The latest Golf offers a seriously grown-up driving experience. Particularly impressive is the way the Golf rides over lumpy and broken roads. The car does a first-rate job of smoothing out the worst road surfaces and the suspension is silent over bumps, with no knocks or thuds that can afflict rival hatchbacks. This is testament to the VW Golf’s overall solidity. All engines are similarly refined. Alongside the great ride comfort and supportive seats, Volkswagen has also engineered a car that in all forms delivers an involving experience for the driver. The steering feedback means the car can be easily positioned on the road both for cruising long distances or having more fun on twisty routes. The GTI, GTD and R versions turn this up a notch too. They communicate very well what the car is doing on the road which means they’re great fun to drive quickly, but retain all the comfort and refinement for every-day use.
The Volkswagen Golf can be ordered in either S, SE, SE Nav, GT or R-Line specification, plus separate GTD, GTI, GTE and R models. Key items of standard spec of the Golf are:
SE (in addition to S)
SE Navigation (in addition to SE)
R-Line (in addition to GT)
The sweet spot for company car drivers interested in the VW Golf has to be the SE Navigation, which is incredibly well equipped, including all the things that keep those drivers doing high mileage happy, such as satnav, adaptive cruise control and a digital radio. And it also has the essentials for strong residual values, such as alloy wheels and parking sensors. As for the engine, the 1.6 diesel has the lowest CO 2 at 102g/km, while the 109g/km 1.0-litre petrol which is smooth and quick.

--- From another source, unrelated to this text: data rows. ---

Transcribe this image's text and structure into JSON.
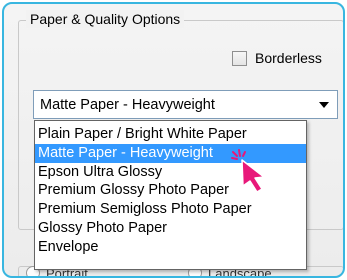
{
  "paper_quality": {
    "group_title": "Paper & Quality Options",
    "borderless_label": "Borderless",
    "borderless_checked": false,
    "selected_value": "Matte Paper - Heavyweight",
    "options": [
      "Plain Paper / Bright White Paper",
      "Matte Paper - Heavyweight",
      "Epson Ultra Glossy",
      "Premium Glossy Photo Paper",
      "Premium Semigloss Photo Paper",
      "Glossy Photo Paper",
      "Envelope"
    ],
    "highlighted_index": 1
  },
  "orientation": {
    "portrait_label": "Portrait",
    "landscape_label": "Landscape"
  },
  "colors": {
    "frame_border": "#38b6e0",
    "highlight": "#3399ff",
    "cursor": "#e8187a"
  },
  "icons": {
    "cursor": "pointer-arrow-icon",
    "dropdown": "chevron-down-icon"
  }
}
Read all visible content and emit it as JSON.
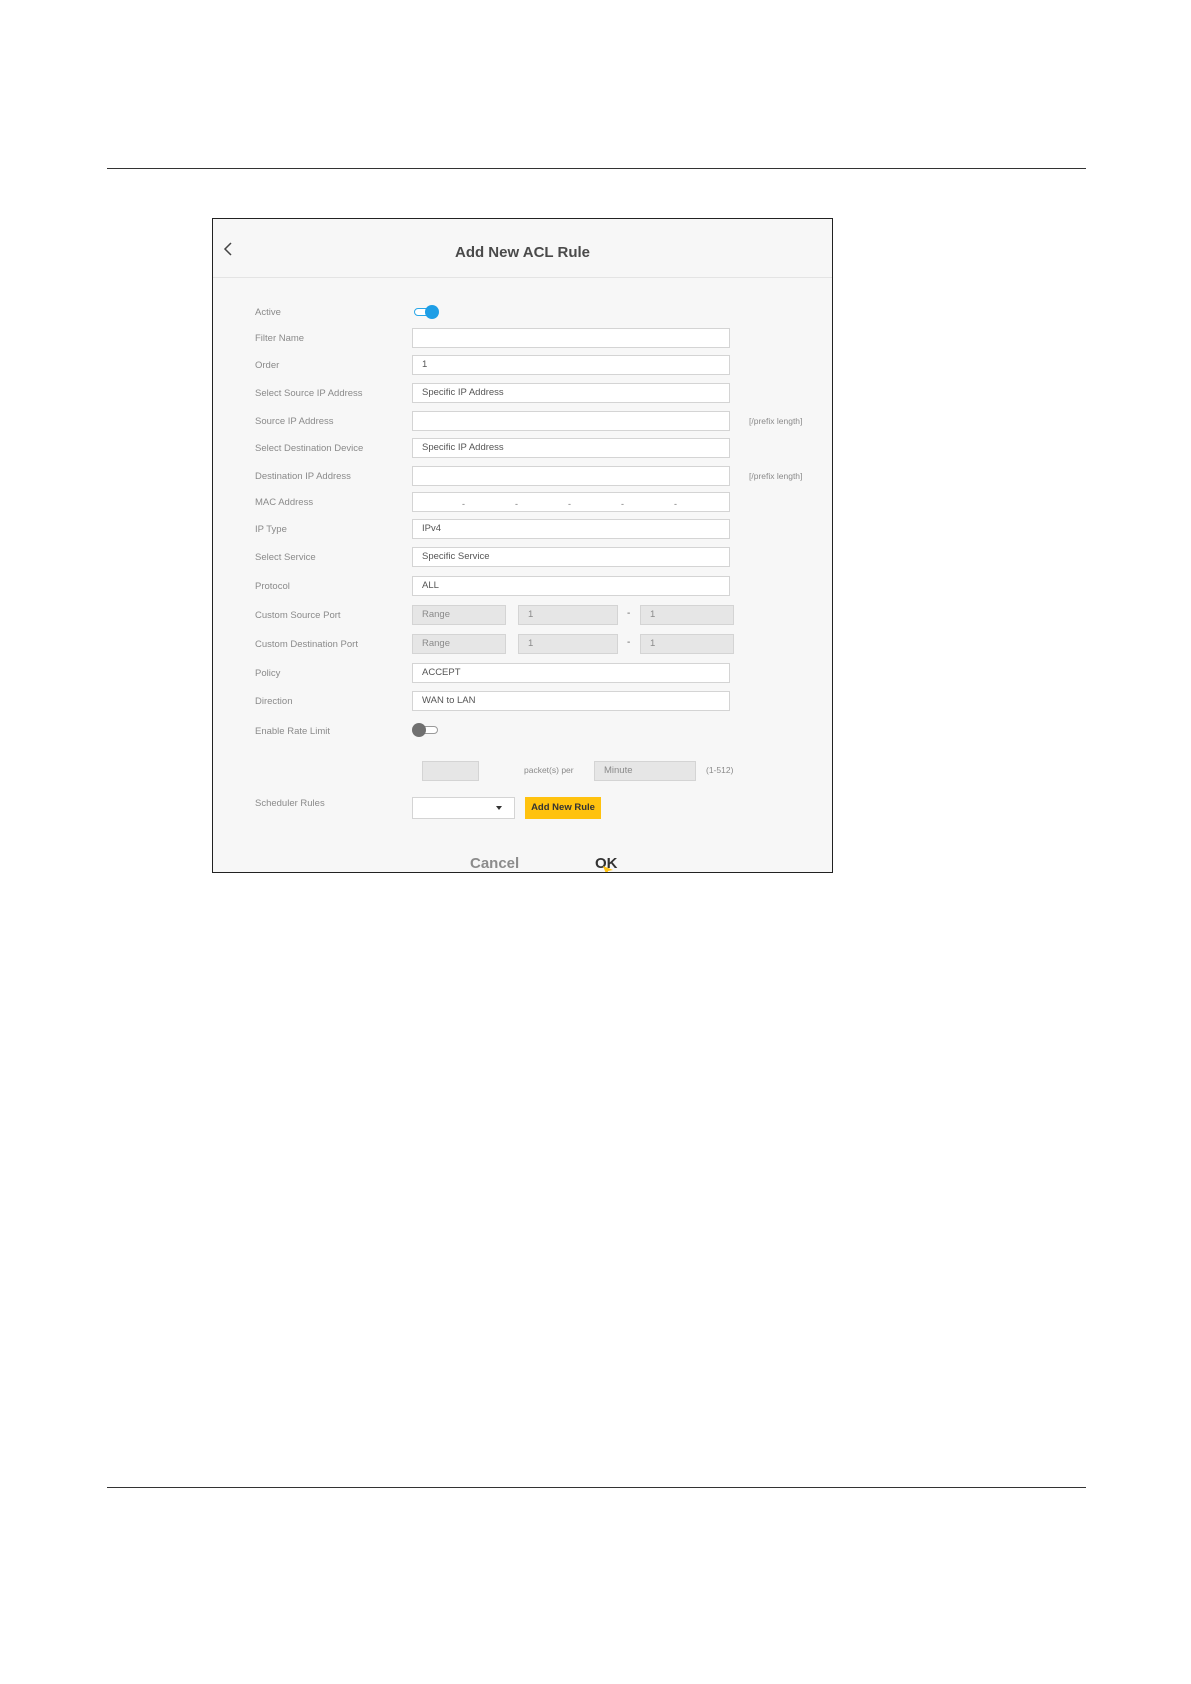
{
  "dialog": {
    "title": "Add New ACL Rule",
    "labels": {
      "active": "Active",
      "filter_name": "Filter Name",
      "order": "Order",
      "select_source_ip": "Select Source IP Address",
      "source_ip": "Source IP Address",
      "select_destination_device": "Select Destination Device",
      "destination_ip": "Destination IP Address",
      "mac_address": "MAC Address",
      "ip_type": "IP Type",
      "select_service": "Select Service",
      "protocol": "Protocol",
      "custom_source_port": "Custom Source Port",
      "custom_destination_port": "Custom Destination Port",
      "policy": "Policy",
      "direction": "Direction",
      "enable_rate_limit": "Enable Rate Limit",
      "scheduler_rules": "Scheduler Rules"
    },
    "values": {
      "filter_name": "",
      "order": "1",
      "select_source_ip": "Specific IP Address",
      "source_ip": "",
      "select_destination_device": "Specific IP Address",
      "destination_ip": "",
      "ip_type": "IPv4",
      "select_service": "Specific Service",
      "protocol": "ALL",
      "source_port_mode": "Range",
      "source_port_start": "1",
      "source_port_end": "1",
      "destination_port_mode": "Range",
      "destination_port_start": "1",
      "destination_port_end": "1",
      "policy": "ACCEPT",
      "direction": "WAN to LAN",
      "rate_packets": "",
      "rate_unit": "Minute",
      "scheduler": ""
    },
    "hints": {
      "source_prefix": "[/prefix length]",
      "destination_prefix": "[/prefix length]",
      "packets_per": "packet(s) per",
      "rate_range": "(1-512)"
    },
    "port_dash": "-",
    "mac_separator": "-",
    "toggles": {
      "active": true,
      "enable_rate_limit": false
    },
    "buttons": {
      "add_new_rule": "Add New Rule",
      "cancel": "Cancel",
      "ok": "OK"
    },
    "colors": {
      "accent_blue": "#1e9ee6",
      "add_button": "#ffc20e"
    },
    "icons": {
      "back": "chevron-left-icon",
      "dropdown": "caret-down-icon"
    }
  }
}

The interior of the Golf is impressively well put together. The quality of the materials is impressive, the layout for the driver is simple and clear and the operation of all the most common controls is easy. There’s a good amount of leg and head-room in the back seats, while at 380-litres the hatchback boot is competitive and at 605 litres the estate’s boot is seriously impressive.
There’s generous room for four adults, five for shorter trips. There’s a good sized boot, and decent on-board storage. The estate’s loadbay is competitively spacious.
CO2 emissions range from the e-Golf’s zero to 39g/km for the plug-in hybrid GTE to 85g/km for the 1.6 TDI Bluemotion diesel and 165g/km for the R 300. The 85hp 1.2 has the lowest CO2 of the conventional petrols at 113g/km. Benefit-in-kind exposure ranges from 16% for the Bluemotion TDI diesel to 28% for the petrol 300 R.
Seven airbags, automatic post-collision braking, antilock brakes, ESP anti-skid control and an electronic differential lock are standard. The Golf achieved a five star NCAP safety rating. Various electronic driver aids are available. There are Isofix attachment points for two child seats in the rear.
These include the Citroen C4, Ford Focus, Honda Civic, Hyundai i30, Kia C’eed, Peugeot 308, Renault Megane, Toyota Auris and Vauxhall Astra. Premium possibilities include the Alfa Romeo Giulietta, Audi A3, BMW 1 Series, Mercedes A-Class and Volvo V40.
When a car’s this good, it’s no wonder that popularity follows. Brilliant in so many areas, the Golf is, rightly, an easy choice for many.